Native leaders appeal to king over fish farms
Two B.C. native leaders delivered a statement of protest yesterday to Norway’s king in a fight against a Norway-based firm’s plans for fish farms in B.C.
Pan Fish Canada Ltd. plans to build three fish farms in coastal areas near the Skeena River.
“We’ve seen the devastation done to wild salmon stocks in the Broughton Archipelago and other [areas] by escapes and sea lice from the salmon farms,” said Stan Dennis, representing the Allied Tsimshian Tribes of Lax Kw’ Alaams. “We won’t let the destruction continue north.”
Chief Bob Chamberlin of the Kwicksutaineuk Ah-kwa-mish First Nation and Eugene Bryant of Allied Tsimshian Tribes of Lax Kw’ Alaams, in full regalia, were ushered to the door of King Harald V’s palace yesterday and presented their statement to the king’s steward.

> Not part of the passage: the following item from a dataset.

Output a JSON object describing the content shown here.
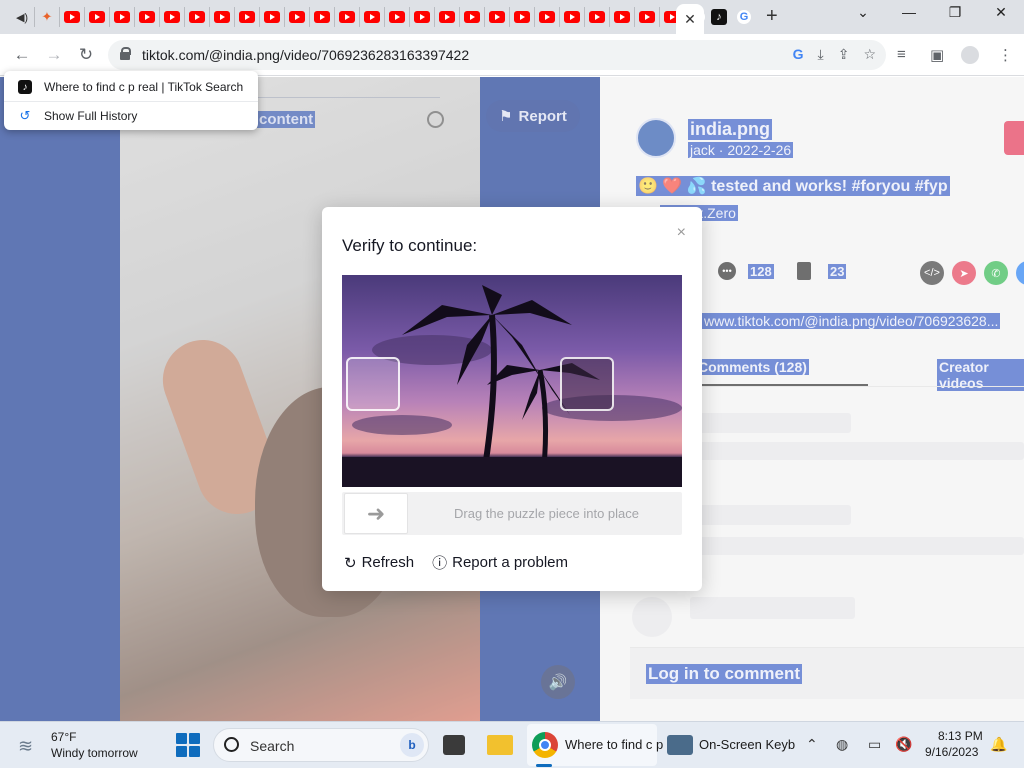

In an earlier meeting with Norwegian environment and fisheries officials, Chamberlin was told that fish-farming is banned in eight of Norway’s fjords because of the danger to wild salmon.
“It infuriated me,” Chamberlin said from Norway. “I thought, ‘Goodness, here’s a company in Norway that knows this, and is not bringing their safest practices to our country.’”
Chamberlin said fish-farm effluent is poisoning B.C. clam beds and putting mercury into ground fish. “Pan Fish’s operations are putting our traditional food sources in jeopardy,” Chamberlin said.
The most contentious fish-farm site Pan Fish plans to build is described by opponents as “at the mouth of the Skeena.”
It’s about 40 kilometres away, said Pan Fish Canada CEO Keith Bullough. “I cannot . . . say we have no impact in the areas in which we operate, but the impacts are certainly minimal, they are measurable, and they are manageable,” Bullough said.
The company has successfully negotiated deals with two native bands for its salmon farms near Port Hardy, he said.